Colin Huggins performing Philip Glass’s “Mad Rush” in Washington Square Park.
These photos attempt an impression of the play as opposed to a document of it. I had a wide lens on my camera when I came up out of the subway and rather than over-jockey for a better view, I opted to use the fence as a kind of screen to mediate the action.
I’m not sure when the W4th courts got sponsorship but the Nike banners don’t look new and so much of the village has gone through similar changes that conspicuous branding seems more a cosmetic than a practical shift. That is, there was plenty of basketball on these courts before Nike got there.
Lead-poisoned playing fields. Here’s the NY Times story from earlier this month.
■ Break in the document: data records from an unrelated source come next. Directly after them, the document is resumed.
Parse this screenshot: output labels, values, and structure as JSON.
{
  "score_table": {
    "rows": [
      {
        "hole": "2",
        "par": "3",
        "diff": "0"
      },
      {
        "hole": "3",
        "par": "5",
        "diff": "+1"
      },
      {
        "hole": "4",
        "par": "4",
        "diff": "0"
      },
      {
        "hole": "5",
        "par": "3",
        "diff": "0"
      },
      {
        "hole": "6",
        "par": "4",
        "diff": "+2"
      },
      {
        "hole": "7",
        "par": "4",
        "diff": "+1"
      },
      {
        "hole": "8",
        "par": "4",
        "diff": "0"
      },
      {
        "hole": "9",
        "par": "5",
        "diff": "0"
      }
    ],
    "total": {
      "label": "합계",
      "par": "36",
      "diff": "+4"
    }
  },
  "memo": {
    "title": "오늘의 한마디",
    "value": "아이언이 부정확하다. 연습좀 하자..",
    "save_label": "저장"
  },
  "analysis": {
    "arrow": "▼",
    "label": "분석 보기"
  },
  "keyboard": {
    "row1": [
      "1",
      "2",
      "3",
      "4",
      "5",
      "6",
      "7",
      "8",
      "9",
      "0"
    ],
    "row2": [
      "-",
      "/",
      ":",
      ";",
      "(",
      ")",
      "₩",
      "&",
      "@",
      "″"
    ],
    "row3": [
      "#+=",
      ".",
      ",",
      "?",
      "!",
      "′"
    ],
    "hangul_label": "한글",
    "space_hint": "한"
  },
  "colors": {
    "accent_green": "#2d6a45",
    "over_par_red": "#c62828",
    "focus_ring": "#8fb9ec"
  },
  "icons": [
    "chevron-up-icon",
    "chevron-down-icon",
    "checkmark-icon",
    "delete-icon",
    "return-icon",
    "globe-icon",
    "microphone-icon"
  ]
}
The meeting of renovation, refuse, and reflexivity is as historically common an event in Lower Manhattan as the hailing of a taxi cab. The condition pictured above simply would not do in most cities, the open façade looking out over not much at all. In Manhattan, however, while we enjoy our fried halloumi or the like over brunch, I sense that this kind of juxtaposition is tolerated because we always have each other to look at.
It was odd to see a condemned building on an avenue in Chelsea. My usual expectation in Manhattan below 42nd Street and west of 1st Avenue is that any condemned properties have been resolved into new buildings already, that the remaining sites for development are not-condemned and look more or less fine. But there it was, in an expensive and still-fashionable stretch of Manhattan, awaiting a neighboring evacuation of some kind, fated for all to see to be reborn, no doubt, under the ever-rising star of contemporary luxury.